* **WHAT IS BEING ASKED**: Leave the pictures out and restate every line below exactly.

[Data records for software interfaces]
[Start of Attachment]

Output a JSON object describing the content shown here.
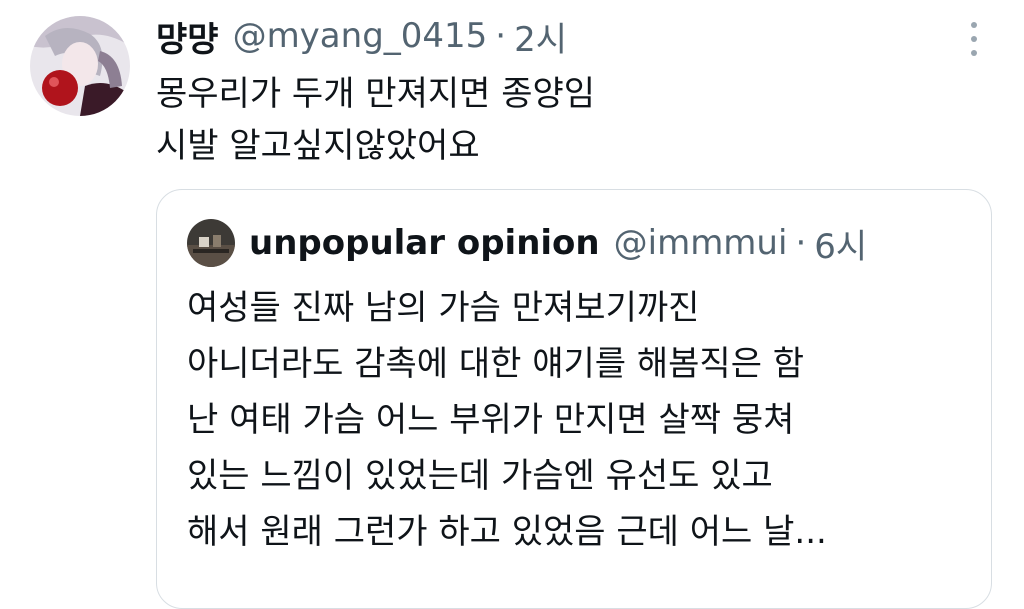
{
  "tweet": {
    "author_name": "먕먕",
    "handle": "@myang_0415",
    "separator": "·",
    "time": "2시",
    "lines": [
      "몽우리가 두개 만져지면 종양임",
      "시발 알고싶지않았어요"
    ]
  },
  "quoted": {
    "author_name": "unpopular opinion",
    "handle": "@immmui",
    "separator": "·",
    "time": "6시",
    "lines": [
      "여성들 진짜 남의 가슴 만져보기까진",
      "아니더라도 감촉에 대한 얘기를 해봄직은 함",
      "난 여태 가슴 어느 부위가 만지면 살짝 뭉쳐",
      "있는 느낌이 있었는데 가슴엔 유선도 있고",
      "해서 원래 그런가 하고 있었음 근데 어느 날..."
    ]
  },
  "icons": {
    "more": "more-vertical-icon"
  }
}
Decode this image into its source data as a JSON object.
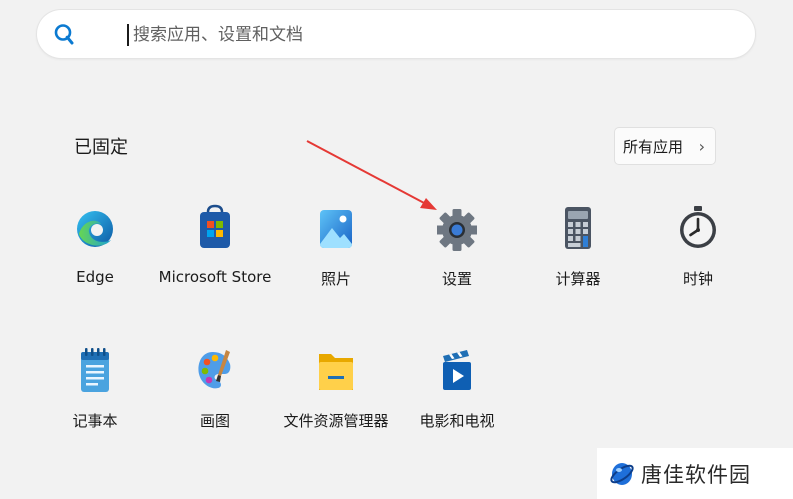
{
  "search": {
    "placeholder": "搜索应用、设置和文档",
    "value": ""
  },
  "pinned": {
    "title": "已固定",
    "all_apps_label": "所有应用",
    "all_apps_chevron": "›"
  },
  "apps": [
    {
      "label": "Edge",
      "icon": "edge-icon"
    },
    {
      "label": "Microsoft Store",
      "icon": "store-icon"
    },
    {
      "label": "照片",
      "icon": "photos-icon"
    },
    {
      "label": "设置",
      "icon": "settings-gear-icon"
    },
    {
      "label": "计算器",
      "icon": "calculator-icon"
    },
    {
      "label": "时钟",
      "icon": "clock-icon"
    },
    {
      "label": "记事本",
      "icon": "notepad-icon"
    },
    {
      "label": "画图",
      "icon": "paint-icon"
    },
    {
      "label": "文件资源管理器",
      "icon": "folder-icon"
    },
    {
      "label": "电影和电视",
      "icon": "movies-tv-icon"
    }
  ],
  "annotation": {
    "color": "#e53935",
    "points_to": "设置"
  },
  "watermark": {
    "text": "唐佳软件园"
  },
  "colors": {
    "accent": "#0078d4",
    "background": "#f2f2f2"
  }
}
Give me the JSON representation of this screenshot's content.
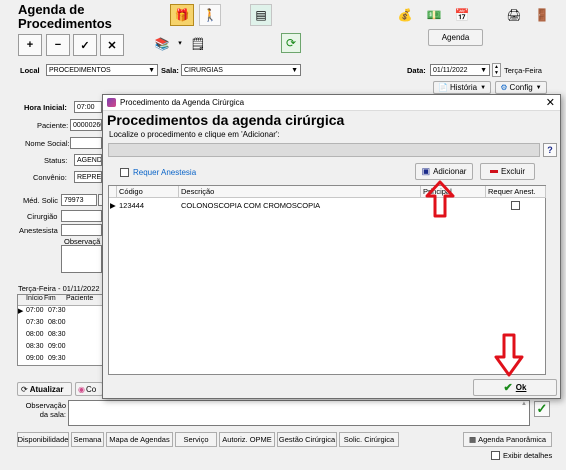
{
  "app": {
    "title_line1": "Agenda de",
    "title_line2": "Procedimentos",
    "agenda_button": "Agenda",
    "local_label": "Local",
    "local_value": "PROCEDIMENTOS",
    "sala_label": "Sala:",
    "sala_value": "CIRURGIAS",
    "data_label": "Data:",
    "data_value": "01/11/2022",
    "weekday": "Terça-Feira",
    "historia_label": "História",
    "config_label": "Config"
  },
  "form": {
    "hora_inicial_label": "Hora Inicial:",
    "hora_inicial_value": "07:00",
    "paciente_label": "Paciente:",
    "paciente_value": "00000260",
    "nome_social_label": "Nome Social:",
    "status_label": "Status:",
    "status_value": "AGENDA",
    "convenio_label": "Convênio:",
    "convenio_value": "REPRES",
    "med_solic_label": "Méd. Solic",
    "med_solic_value": "79973",
    "cirurgiao_label": "Cirurgião",
    "anestesista_label": "Anestesista",
    "observacao_label": "Observaçã"
  },
  "schedule": {
    "date_header": "Terça-Feira - 01/11/2022",
    "columns": [
      "Início",
      "Fim",
      "Paciente"
    ],
    "rows": [
      {
        "inicio": "07:00",
        "fim": "07:30"
      },
      {
        "inicio": "07:30",
        "fim": "08:00"
      },
      {
        "inicio": "08:00",
        "fim": "08:30"
      },
      {
        "inicio": "08:30",
        "fim": "09:00"
      },
      {
        "inicio": "09:00",
        "fim": "09:30"
      }
    ],
    "atualizar_label": "Atualizar",
    "cor_label": "Co"
  },
  "footer": {
    "observacao_sala_label1": "Observação",
    "observacao_sala_label2": "da sala:",
    "buttons": [
      "Disponibilidade",
      "Semana",
      "Mapa de Agendas",
      "Serviço",
      "Autoriz. OPME",
      "Gestão Cirúrgica",
      "Solic. Cirúrgica"
    ],
    "panoramica_label": "Agenda Panorâmica",
    "exibir_detalhes_label": "Exibir detalhes"
  },
  "dialog": {
    "window_title": "Procedimento da Agenda Cirúrgica",
    "heading": "Procedimentos da agenda cirúrgica",
    "instruction": "Localize o procedimento e clique em 'Adicionar':",
    "help_label": "?",
    "requer_anestesia_label": "Requer Anestesia",
    "adicionar_label": "Adicionar",
    "excluir_label": "Excluir",
    "columns": [
      "Código",
      "Descrição",
      "Principal",
      "Requer Anest."
    ],
    "rows": [
      {
        "codigo": "123444",
        "descricao": "COLONOSCOPIA COM CROMOSCOPIA",
        "requer_anest": false
      }
    ],
    "ok_label": "Ok"
  },
  "colors": {
    "arrow_red": "#e0101a",
    "accent_blue": "#0a64c8",
    "ok_green": "#1a8a1a"
  }
}
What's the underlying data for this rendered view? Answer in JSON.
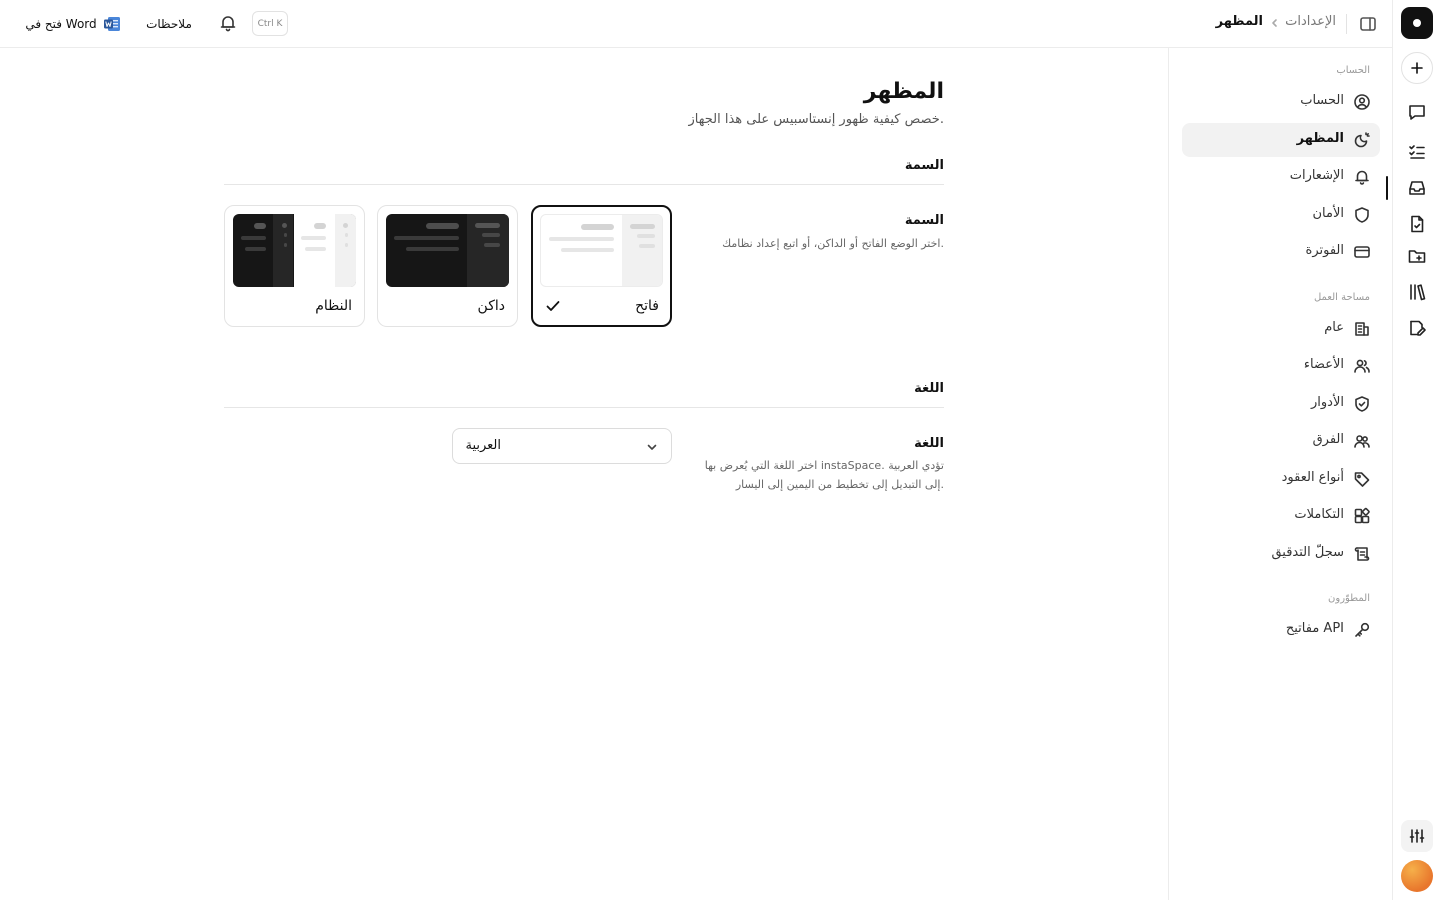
{
  "header": {
    "breadcrumb_parent": "الإعدادات",
    "breadcrumb_current": "المظهر",
    "open_in_word": "فتح في Word",
    "notes": "ملاحظات",
    "command_shortcut": "Ctrl K"
  },
  "rail": {
    "icons": [
      "logo",
      "new-icon",
      "chat-icon",
      "tasks-icon",
      "inbox-icon",
      "document-icon",
      "folder-icon",
      "library-icon",
      "edit-icon",
      "preferences-icon",
      "avatar"
    ]
  },
  "nav": {
    "sections": {
      "account": "الحساب",
      "workspace": "مساحة العمل",
      "developers": "المطوّرون"
    },
    "items": [
      {
        "label": "الحساب",
        "icon": "user-circle-icon"
      },
      {
        "label": "المظهر",
        "icon": "appearance-icon",
        "active": true
      },
      {
        "label": "الإشعارات",
        "icon": "bell-icon"
      },
      {
        "label": "الأمان",
        "icon": "shield-icon"
      },
      {
        "label": "الفوترة",
        "icon": "credit-card-icon"
      },
      {
        "label": "عام",
        "icon": "building-icon"
      },
      {
        "label": "الأعضاء",
        "icon": "users-icon"
      },
      {
        "label": "الأدوار",
        "icon": "shield-check-icon"
      },
      {
        "label": "الفرق",
        "icon": "team-icon"
      },
      {
        "label": "أنواع العقود",
        "icon": "tag-icon"
      },
      {
        "label": "التكاملات",
        "icon": "integrations-icon"
      },
      {
        "label": "سجلّ التدقيق",
        "icon": "scroll-icon"
      },
      {
        "label": "مفاتيح API",
        "icon": "key-icon"
      }
    ]
  },
  "page": {
    "title": "المظهر",
    "subtitle": "خصص كيفية ظهور إنستاسبيس على هذا الجهاز.",
    "theme_section": {
      "title": "السمة",
      "label": "السمة",
      "description": "اختر الوضع الفاتح أو الداكن، أو اتبع إعداد نظامك.",
      "options": [
        {
          "label": "فاتح",
          "selected": true
        },
        {
          "label": "داكن",
          "selected": false
        },
        {
          "label": "النظام",
          "selected": false
        }
      ]
    },
    "language_section": {
      "title": "اللغة",
      "label": "اللغة",
      "description_line1": "اختر اللغة التي يُعرض بها instaSpace. تؤدي العربية",
      "description_line2": "إلى التبديل إلى تخطيط من اليمين إلى اليسار.",
      "selected": "العربية"
    }
  },
  "colors": {
    "accent": "#111111",
    "border": "#e3e3e3",
    "active_bg": "#f2f2f2",
    "dark_preview": "#161616",
    "word_blue": "#2b579a"
  }
}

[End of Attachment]

* **TASK OUTPUT**:
Output a JSON object describing the content shown here.
{
  "tweet": {
    "author_name": "먕먕",
    "handle": "@myang_0415",
    "separator": "·",
    "time": "2시",
    "lines": [
      "몽우리가 두개 만져지면 종양임",
      "시발 알고싶지않았어요"
    ]
  },
  "quoted": {
    "author_name": "unpopular opinion",
    "handle": "@immmui",
    "separator": "·",
    "time": "6시",
    "lines": [
      "여성들 진짜 남의 가슴 만져보기까진",
      "아니더라도 감촉에 대한 얘기를 해봄직은 함",
      "난 여태 가슴 어느 부위가 만지면 살짝 뭉쳐",
      "있는 느낌이 있었는데 가슴엔 유선도 있고",
      "해서 원래 그런가 하고 있었음 근데 어느 날..."
    ]
  },
  "icons": {
    "more": "more-vertical-icon"
  }
}
Decode this image into its source data as a JSON object.
{
  "search": {
    "placeholder": "搜索应用、设置和文档",
    "value": ""
  },
  "pinned": {
    "title": "已固定",
    "all_apps_label": "所有应用",
    "all_apps_chevron": "›"
  },
  "apps": [
    {
      "label": "Edge",
      "icon": "edge-icon"
    },
    {
      "label": "Microsoft Store",
      "icon": "store-icon"
    },
    {
      "label": "照片",
      "icon": "photos-icon"
    },
    {
      "label": "设置",
      "icon": "settings-gear-icon"
    },
    {
      "label": "计算器",
      "icon": "calculator-icon"
    },
    {
      "label": "时钟",
      "icon": "clock-icon"
    },
    {
      "label": "记事本",
      "icon": "notepad-icon"
    },
    {
      "label": "画图",
      "icon": "paint-icon"
    },
    {
      "label": "文件资源管理器",
      "icon": "folder-icon"
    },
    {
      "label": "电影和电视",
      "icon": "movies-tv-icon"
    }
  ],
  "annotation": {
    "color": "#e53935",
    "points_to": "设置"
  },
  "watermark": {
    "text": "唐佳软件园"
  },
  "colors": {
    "accent": "#0078d4",
    "background": "#f2f2f2"
  }
}
Give me the JSON representation of this screenshot's content.
{
  "app": {
    "title_line1": "Agenda de",
    "title_line2": "Procedimentos",
    "agenda_button": "Agenda",
    "local_label": "Local",
    "local_value": "PROCEDIMENTOS",
    "sala_label": "Sala:",
    "sala_value": "CIRURGIAS",
    "data_label": "Data:",
    "data_value": "01/11/2022",
    "weekday": "Terça-Feira",
    "historia_label": "História",
    "config_label": "Config"
  },
  "form": {
    "hora_inicial_label": "Hora Inicial:",
    "hora_inicial_value": "07:00",
    "paciente_label": "Paciente:",
    "paciente_value": "00000260",
    "nome_social_label": "Nome Social:",
    "status_label": "Status:",
    "status_value": "AGENDA",
    "convenio_label": "Convênio:",
    "convenio_value": "REPRES",
    "med_solic_label": "Méd. Solic",
    "med_solic_value": "79973",
    "cirurgiao_label": "Cirurgião",
    "anestesista_label": "Anestesista",
    "observacao_label": "Observaçã"
  },
  "schedule": {
    "date_header": "Terça-Feira - 01/11/2022",
    "columns": [
      "Início",
      "Fim",
      "Paciente"
    ],
    "rows": [
      {
        "inicio": "07:00",
        "fim": "07:30"
      },
      {
        "inicio": "07:30",
        "fim": "08:00"
      },
      {
        "inicio": "08:00",
        "fim": "08:30"
      },
      {
        "inicio": "08:30",
        "fim": "09:00"
      },
      {
        "inicio": "09:00",
        "fim": "09:30"
      }
    ],
    "atualizar_label": "Atualizar",
    "cor_label": "Co"
  },
  "footer": {
    "observacao_sala_label1": "Observação",
    "observacao_sala_label2": "da sala:",
    "buttons": [
      "Disponibilidade",
      "Semana",
      "Mapa de Agendas",
      "Serviço",
      "Autoriz. OPME",
      "Gestão Cirúrgica",
      "Solic. Cirúrgica"
    ],
    "panoramica_label": "Agenda Panorâmica",
    "exibir_detalhes_label": "Exibir detalhes"
  },
  "dialog": {
    "window_title": "Procedimento da Agenda Cirúrgica",
    "heading": "Procedimentos da agenda cirúrgica",
    "instruction": "Localize o procedimento e clique em 'Adicionar':",
    "help_label": "?",
    "requer_anestesia_label": "Requer Anestesia",
    "adicionar_label": "Adicionar",
    "excluir_label": "Excluir",
    "columns": [
      "Código",
      "Descrição",
      "Principal",
      "Requer Anest."
    ],
    "rows": [
      {
        "codigo": "123444",
        "descricao": "COLONOSCOPIA COM CROMOSCOPIA",
        "requer_anest": false
      }
    ],
    "ok_label": "Ok"
  },
  "colors": {
    "arrow_red": "#e0101a",
    "accent_blue": "#0a64c8",
    "ok_green": "#1a8a1a"
  }
}
What's the underlying data for this rendered view? Answer in JSON.
{
  "header": {
    "breadcrumb_parent": "الإعدادات",
    "breadcrumb_current": "المظهر",
    "open_in_word": "فتح في Word",
    "notes": "ملاحظات",
    "command_shortcut": "Ctrl K"
  },
  "rail": {
    "icons": [
      "logo",
      "new-icon",
      "chat-icon",
      "tasks-icon",
      "inbox-icon",
      "document-icon",
      "folder-icon",
      "library-icon",
      "edit-icon",
      "preferences-icon",
      "avatar"
    ]
  },
  "nav": {
    "sections": {
      "account": "الحساب",
      "workspace": "مساحة العمل",
      "developers": "المطوّرون"
    },
    "items": [
      {
        "label": "الحساب",
        "icon": "user-circle-icon"
      },
      {
        "label": "المظهر",
        "icon": "appearance-icon",
        "active": true
      },
      {
        "label": "الإشعارات",
        "icon": "bell-icon"
      },
      {
        "label": "الأمان",
        "icon": "shield-icon"
      },
      {
        "label": "الفوترة",
        "icon": "credit-card-icon"
      },
      {
        "label": "عام",
        "icon": "building-icon"
      },
      {
        "label": "الأعضاء",
        "icon": "users-icon"
      },
      {
        "label": "الأدوار",
        "icon": "shield-check-icon"
      },
      {
        "label": "الفرق",
        "icon": "team-icon"
      },
      {
        "label": "أنواع العقود",
        "icon": "tag-icon"
      },
      {
        "label": "التكاملات",
        "icon": "integrations-icon"
      },
      {
        "label": "سجلّ التدقيق",
        "icon": "scroll-icon"
      },
      {
        "label": "مفاتيح API",
        "icon": "key-icon"
      }
    ]
  },
  "page": {
    "title": "المظهر",
    "subtitle": "خصص كيفية ظهور إنستاسبيس على هذا الجهاز.",
    "theme_section": {
      "title": "السمة",
      "label": "السمة",
      "description": "اختر الوضع الفاتح أو الداكن، أو اتبع إعداد نظامك.",
      "options": [
        {
          "label": "فاتح",
          "selected": true
        },
        {
          "label": "داكن",
          "selected": false
        },
        {
          "label": "النظام",
          "selected": false
        }
      ]
    },
    "language_section": {
      "title": "اللغة",
      "label": "اللغة",
      "description_line1": "اختر اللغة التي يُعرض بها instaSpace. تؤدي العربية",
      "description_line2": "إلى التبديل إلى تخطيط من اليمين إلى اليسار.",
      "selected": "العربية"
    }
  },
  "colors": {
    "accent": "#111111",
    "border": "#e3e3e3",
    "active_bg": "#f2f2f2",
    "dark_preview": "#161616",
    "word_blue": "#2b579a"
  }
}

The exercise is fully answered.